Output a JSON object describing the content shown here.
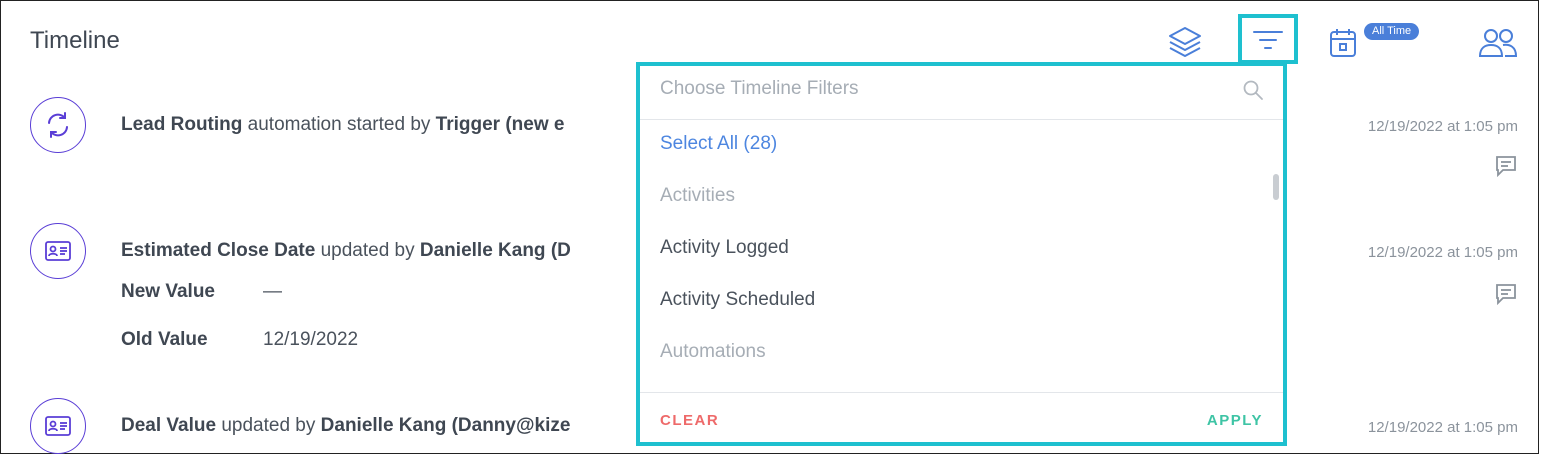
{
  "header": {
    "title": "Timeline",
    "badge": "All Time"
  },
  "rows": [
    {
      "bold1": "Lead Routing",
      "text1": " automation started by ",
      "bold2": "Trigger (new e",
      "date": "12/19/2022 at 1:05 pm"
    },
    {
      "bold1": "Estimated Close Date",
      "text1": " updated by ",
      "bold2": "Danielle Kang (D",
      "date": "12/19/2022 at 1:05 pm",
      "new_label": "New Value",
      "new_value": "—",
      "old_label": "Old Value",
      "old_value": "12/19/2022"
    },
    {
      "bold1": "Deal Value",
      "text1": " updated by ",
      "bold2": "Danielle Kang (Danny@kize",
      "date": "12/19/2022 at 1:05 pm"
    }
  ],
  "filter": {
    "placeholder": "Choose Timeline Filters",
    "select_all": "Select All (28)",
    "options": [
      "Activities",
      "Activity Logged",
      "Activity Scheduled",
      "Automations"
    ],
    "clear": "CLEAR",
    "apply": "APPLY"
  },
  "colors": {
    "accent_blue": "#4d86e0",
    "highlight": "#1ec0cf",
    "icon_purple": "#5a3ed6",
    "clear_red": "#ee6a6a",
    "apply_green": "#3ec4a5"
  },
  "icons": [
    "layers-icon",
    "filter-icon",
    "calendar-icon",
    "users-icon",
    "sync-icon",
    "id-card-icon",
    "comment-icon",
    "search-icon"
  ]
}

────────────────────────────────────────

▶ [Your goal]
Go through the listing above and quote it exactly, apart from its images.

▶ [Solution to the problem]
Output a JSON object describing the content shown here.
{
  "header": {
    "title": "Timeline",
    "badge": "All Time"
  },
  "rows": [
    {
      "bold1": "Lead Routing",
      "text1": " automation started by ",
      "bold2": "Trigger (new e",
      "date": "12/19/2022 at 1:05 pm"
    },
    {
      "bold1": "Estimated Close Date",
      "text1": " updated by ",
      "bold2": "Danielle Kang (D",
      "date": "12/19/2022 at 1:05 pm",
      "new_label": "New Value",
      "new_value": "—",
      "old_label": "Old Value",
      "old_value": "12/19/2022"
    },
    {
      "bold1": "Deal Value",
      "text1": " updated by ",
      "bold2": "Danielle Kang (Danny@kize",
      "date": "12/19/2022 at 1:05 pm"
    }
  ],
  "filter": {
    "placeholder": "Choose Timeline Filters",
    "select_all": "Select All (28)",
    "options": [
      "Activities",
      "Activity Logged",
      "Activity Scheduled",
      "Automations"
    ],
    "clear": "CLEAR",
    "apply": "APPLY"
  },
  "colors": {
    "accent_blue": "#4d86e0",
    "highlight": "#1ec0cf",
    "icon_purple": "#5a3ed6",
    "clear_red": "#ee6a6a",
    "apply_green": "#3ec4a5"
  },
  "icons": [
    "layers-icon",
    "filter-icon",
    "calendar-icon",
    "users-icon",
    "sync-icon",
    "id-card-icon",
    "comment-icon",
    "search-icon"
  ]
}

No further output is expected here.